  1. Discipline-based problem solving. Convene and conduct periodic meetings among faculty in the same disciplines in community colleges and OUS institutions to discuss issues of mutual concern and to resolve problems. The Joint Boards Articulation Commission (JBAC), the Academic Council (OUS), and/or the Council of Instructional Administrators (community colleges) should sponsor such faculty forums. For example, faculty must resolve transfer issues related to similar (or the same) courses offered at the upper-division level in OUS institutions that are offered at the lower-division level in community colleges. Resolutions are required that do not disadvantage (e.g., with respect to upper-division credit requirements) transfer students who have earned credits in the community college courses.
  2. Professional-technical courses. Reach agreement between OUS institutions and the community colleges about how professional-technical courses and programs are defined and then operationalize transfer policies and procedures consistent with those definitions. Further, expand institutional policies and practices that facilitate student transfer from professional-technical programs into compatible and/or complementary baccalaureate programs.

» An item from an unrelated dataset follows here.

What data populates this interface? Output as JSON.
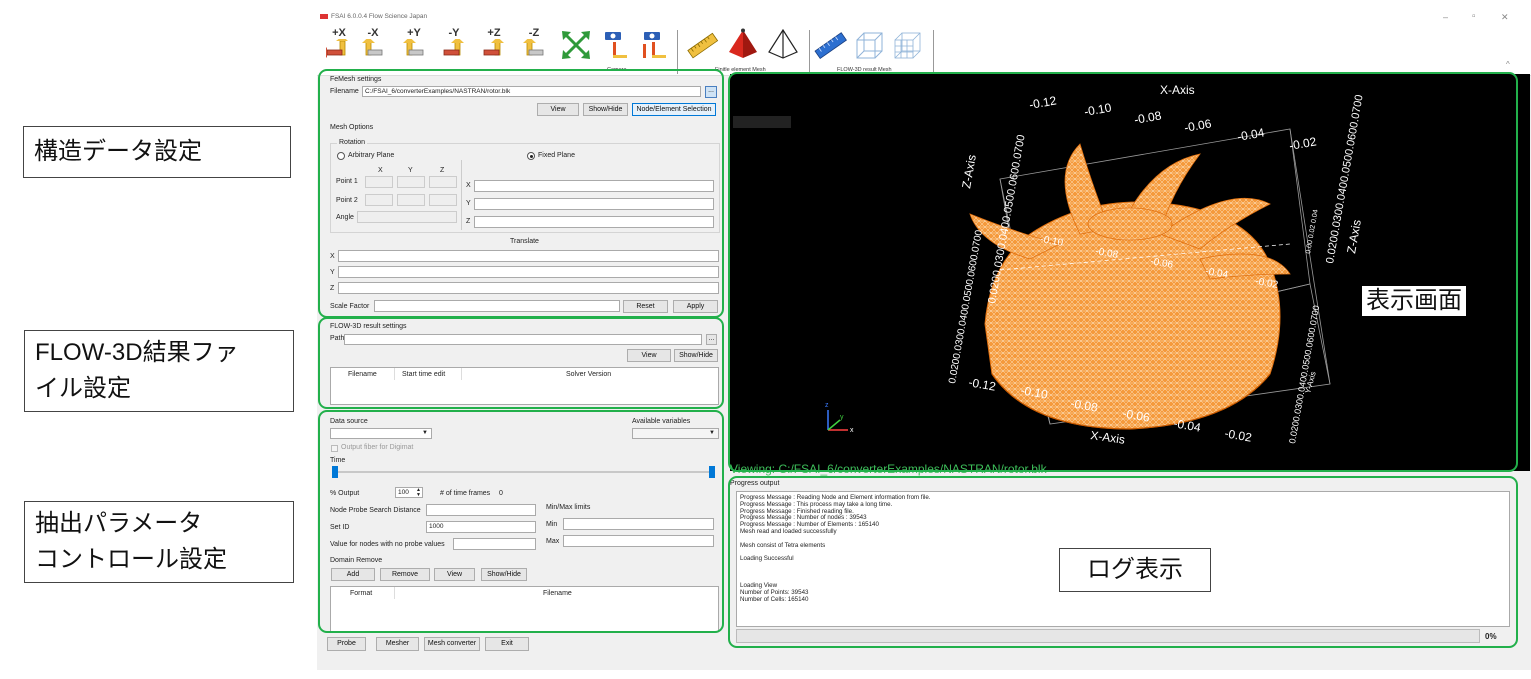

  1. Research agenda. Establish a focused research agenda to inform the transfer and articulation policy agenda, and current and future strategic directions. Examples of such research questions should include (but are not limited to): (1) What happens to the large number of AA/OT graduates who apparently do not transfer to an OUS institution? (2) What are the highest-demand programs for students transferring into OUS institutions? (3) How much time do students transferring in with an AA/OT, and/or other associate degree take to earn a baccalaureate degree? (4) What are the comparative success rates of students with different patterns of pursuits of the baccalaureate degree?
  1. Institutional responsibilities. Recognize that every institution bears an administrative responsibility for implementation and oversight of matters affecting transfer students. Each campus should review its capacity to respond to student problems and concerns, and make improvements as needed. (The Web-based JBAC Articulation Hotline provides links to the campus contacts who are responsible for transfer student issues.)
  1. Communication, course sharing, and articulation. Develop, in cooperation with the ONE (Oregon Network for Education) project, a Web-based common college catalog of distance education courses available from Oregon and partner institutions. Establish a "Common Course Marketplace" comprised of those distance education courses for which credit would be accepted at any participating Oregon institution. Resources to accomplish this strategic action should be sought.
  1. Early options programs. Develop, with the Joint Boards, policies that support new and/or expanded partnerships among OUS, community colleges, and high schools to better serve "college-ready" high school students in early college programs and expedite student progress toward a college degree.
  1. Intrasystem transfer issues. Resolve "internal" (OUS institution to OUS institution) programmatic transfer issues. For example, students transferring upper-division credits from a System program that is not professionally accredited are sometimes required to repeat courses when moving to a program that is professionally accredited. Professionally accredited programs should work with "sending" programs to develop learning outcome-based ways to assure that transfer credits meet the specifications of their curriculum. Where this is unacceptable to accreditation groups, work to accommodate the demonstrated learning outcomes of transfer students.
  1. Intersector transfer plan. Work with the JBAC and its action teams to respond to the requirements of House Bill 2387, presenting an effective intersector transfer plan to the 1999 Legislature.
Original Source: 
OUS Board Policy